The emotive phrase, coined following the publication of the Iraq war dossier which was later found to contain a string of mistakes and exaggerations, is an unusual choice given its longstanding negative connection to the Labour government of the time.
Balls was responding to a report published by the Conservatives – based on Treasury research – which claims Labour has made a raft of unfunded commitments which would result in higher spending if the party is elected. Five senior cabinet ministers, including Osborne, gave a press conference outlining the findings yesterday, which included a number of policies Labour claims it has shelved.
“It isn’t an impartial exercise but a political smear based on false assumptions made by Tory advisers, including dozens of claims which are not even Labour’s policies,” Balls said. Labour has previously called on the Office for Budget Responsibility – the UK’s independent fiscal watchdog – to audit each party’s pre-election manifesto.

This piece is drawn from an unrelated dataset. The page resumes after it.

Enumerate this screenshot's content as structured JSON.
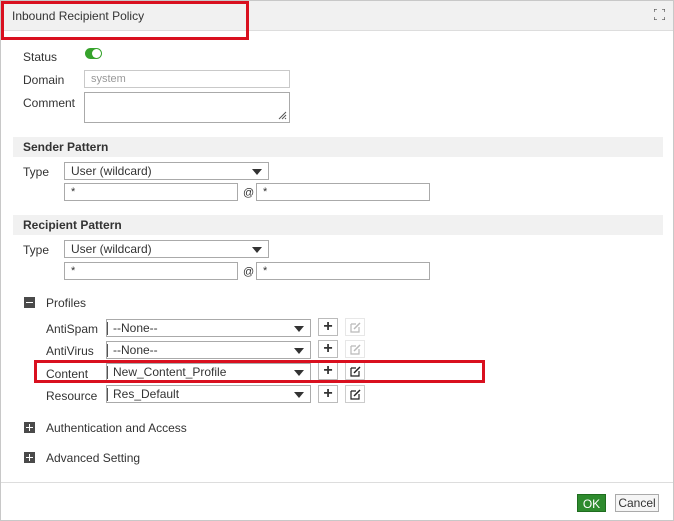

A Treasury spokesman denied that some of the figures in the report are based on flimsy assumptions, saying that the policies have all been announced by shadow cabinet members. “Voters have a legitimate expectation that if a member of the shadow cabinet stands up and makes a promise that is a promise from the Labour party,” he said.